| The problem |
Show all lines from the material that carry the word "Ingresa".

| Data section |
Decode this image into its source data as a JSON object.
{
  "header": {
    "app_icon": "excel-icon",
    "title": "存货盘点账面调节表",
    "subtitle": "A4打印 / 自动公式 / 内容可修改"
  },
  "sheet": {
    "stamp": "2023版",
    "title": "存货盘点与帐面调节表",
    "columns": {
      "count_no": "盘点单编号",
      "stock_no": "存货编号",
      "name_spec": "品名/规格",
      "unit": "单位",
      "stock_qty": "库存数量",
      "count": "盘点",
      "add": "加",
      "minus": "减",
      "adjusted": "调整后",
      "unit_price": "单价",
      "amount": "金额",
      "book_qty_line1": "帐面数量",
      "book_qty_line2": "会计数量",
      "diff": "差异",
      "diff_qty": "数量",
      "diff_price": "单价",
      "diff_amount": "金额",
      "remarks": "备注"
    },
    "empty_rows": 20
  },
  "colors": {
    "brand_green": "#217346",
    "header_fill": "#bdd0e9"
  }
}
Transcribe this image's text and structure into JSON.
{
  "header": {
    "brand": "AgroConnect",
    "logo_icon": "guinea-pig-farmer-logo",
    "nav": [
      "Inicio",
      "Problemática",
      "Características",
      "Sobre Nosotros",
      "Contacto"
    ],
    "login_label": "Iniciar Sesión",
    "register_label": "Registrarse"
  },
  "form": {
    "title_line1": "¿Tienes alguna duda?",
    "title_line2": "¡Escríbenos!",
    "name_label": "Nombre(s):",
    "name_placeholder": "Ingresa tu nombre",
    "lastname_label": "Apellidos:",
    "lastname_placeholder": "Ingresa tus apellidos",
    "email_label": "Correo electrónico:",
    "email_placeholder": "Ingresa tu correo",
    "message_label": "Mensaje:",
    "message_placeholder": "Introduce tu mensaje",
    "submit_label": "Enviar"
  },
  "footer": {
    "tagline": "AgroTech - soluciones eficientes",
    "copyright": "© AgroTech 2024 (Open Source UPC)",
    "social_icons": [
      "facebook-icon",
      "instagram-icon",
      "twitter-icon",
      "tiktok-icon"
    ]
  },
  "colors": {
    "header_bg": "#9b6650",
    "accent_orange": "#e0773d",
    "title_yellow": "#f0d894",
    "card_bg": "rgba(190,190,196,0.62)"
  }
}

| Answer for the task |
    "name_placeholder": "Ingresa tu nombre",
    "lastname_placeholder": "Ingresa tus apellidos",
    "email_placeholder": "Ingresa tu correo",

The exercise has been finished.